important opportunity was missed: that of performingFidelio uncut and unabridged,
since in Italy it is traditionally shown with major cuts in the spoken
parts. I think that spoken moments and even silence have a function in operas like Fidelio. Thus, it would be an interesting rarity to propose Fidelio as spoken and sung in Germany and in many other countries rather than in the version traditionally seen
and heard here. As the traditional Italian version was chosen, also the Leonore No
3 Overture was performed in between the first and second scenes of Act II. This is a device originally proposed
by Gustav Mahler for a purely practical reason: to allow
changing sets from the dark jail scene to the sunny courtyard scene. It is, no doubt,
a magnificent piece capturing the entire opera and its key musical
themes; it also symbolises the ascent from darkness to light and from chains to freedom. Nonetheless, without the need to change sets,
I would have preferred to leave it as a separate concert piece as Beethoven himself did.
In spite of these
general comments and a few remarks on the principals' voices, the production was very good. Under Pappano's baton, the orchestra resounds to its full splendor. Similarly, under
Ciro Visco's direction, the chorus becomes a full protagonist in the prisoners' scene in Act I and the second
part of Act II. Pappano holds a perfect equilibrium between Fidelio's two main
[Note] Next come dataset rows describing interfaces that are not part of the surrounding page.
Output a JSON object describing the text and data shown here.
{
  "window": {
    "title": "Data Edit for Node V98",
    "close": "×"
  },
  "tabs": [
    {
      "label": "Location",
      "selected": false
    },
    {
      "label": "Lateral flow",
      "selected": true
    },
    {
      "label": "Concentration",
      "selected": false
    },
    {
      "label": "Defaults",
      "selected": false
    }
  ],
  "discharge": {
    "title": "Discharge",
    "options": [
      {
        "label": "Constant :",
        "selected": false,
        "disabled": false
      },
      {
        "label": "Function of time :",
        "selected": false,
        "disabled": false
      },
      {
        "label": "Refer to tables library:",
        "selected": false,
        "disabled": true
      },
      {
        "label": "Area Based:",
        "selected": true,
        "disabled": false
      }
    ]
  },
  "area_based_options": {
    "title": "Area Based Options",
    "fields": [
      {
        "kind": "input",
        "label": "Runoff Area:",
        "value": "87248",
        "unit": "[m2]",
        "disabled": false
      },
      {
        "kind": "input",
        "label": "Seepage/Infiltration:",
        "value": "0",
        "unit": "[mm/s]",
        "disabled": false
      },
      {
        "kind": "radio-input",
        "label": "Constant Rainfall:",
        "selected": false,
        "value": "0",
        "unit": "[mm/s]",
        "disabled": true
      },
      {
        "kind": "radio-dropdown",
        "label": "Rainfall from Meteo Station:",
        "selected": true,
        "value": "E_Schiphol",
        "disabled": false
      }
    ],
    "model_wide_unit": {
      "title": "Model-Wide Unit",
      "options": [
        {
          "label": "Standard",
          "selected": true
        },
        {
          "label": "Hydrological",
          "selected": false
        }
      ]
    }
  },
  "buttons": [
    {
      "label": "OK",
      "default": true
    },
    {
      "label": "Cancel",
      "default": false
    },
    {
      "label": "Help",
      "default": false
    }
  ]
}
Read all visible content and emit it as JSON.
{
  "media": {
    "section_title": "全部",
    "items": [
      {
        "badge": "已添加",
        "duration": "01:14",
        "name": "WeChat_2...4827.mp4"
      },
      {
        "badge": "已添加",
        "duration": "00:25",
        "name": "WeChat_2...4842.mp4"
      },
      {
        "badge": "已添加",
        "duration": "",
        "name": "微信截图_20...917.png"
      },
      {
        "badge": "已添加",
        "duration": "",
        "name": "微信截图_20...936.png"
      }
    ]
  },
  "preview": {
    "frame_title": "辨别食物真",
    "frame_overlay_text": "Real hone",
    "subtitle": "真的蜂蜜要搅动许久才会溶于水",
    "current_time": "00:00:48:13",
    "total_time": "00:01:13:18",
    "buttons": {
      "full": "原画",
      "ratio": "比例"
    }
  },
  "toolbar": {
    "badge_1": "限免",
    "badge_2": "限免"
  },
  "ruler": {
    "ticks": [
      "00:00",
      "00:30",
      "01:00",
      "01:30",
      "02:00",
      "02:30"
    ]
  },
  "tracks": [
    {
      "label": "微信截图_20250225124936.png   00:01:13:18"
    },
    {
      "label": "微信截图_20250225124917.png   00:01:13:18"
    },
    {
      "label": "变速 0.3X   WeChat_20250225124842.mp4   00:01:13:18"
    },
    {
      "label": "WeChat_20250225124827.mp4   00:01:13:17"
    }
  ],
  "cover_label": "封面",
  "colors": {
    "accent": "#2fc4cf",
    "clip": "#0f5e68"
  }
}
themes — conjugal love and an ethical striving for freedom. The depth of his heart is very Latin, so as a consequence less suited to the first
part, which is almost a Mozart/Da Ponte play about the love of the jailer's daughter for the new boy who has just joined the prison staff.
There are some problems
with the two protagonists's voices: Simon O'Neill (Florestan)
exaggerated, keeping the register quite high; he is an astute professional and knows how to avoid the hardest parts. I do
not know whether Rachel Willis-Sørensen will ever be able to be an effective all round Leonore; she is a light lyricsoprano and at moments such as the great ariaAbscheulicher, wo eilst du hin?
makes major efforts without significant results. Leonore's role requires
a soprano successfully experienced in at least two of the three WagnerianBrünnhilde roles.
On the other hand,
Amanda Forsythe (Marzelline), Maximilian Schmitt (Jaquino), Sebastian
Holecek (Don Pizzarro), Günter Groissböck (Rocco) and Julian Kim (Don
Fernando) were all excellent.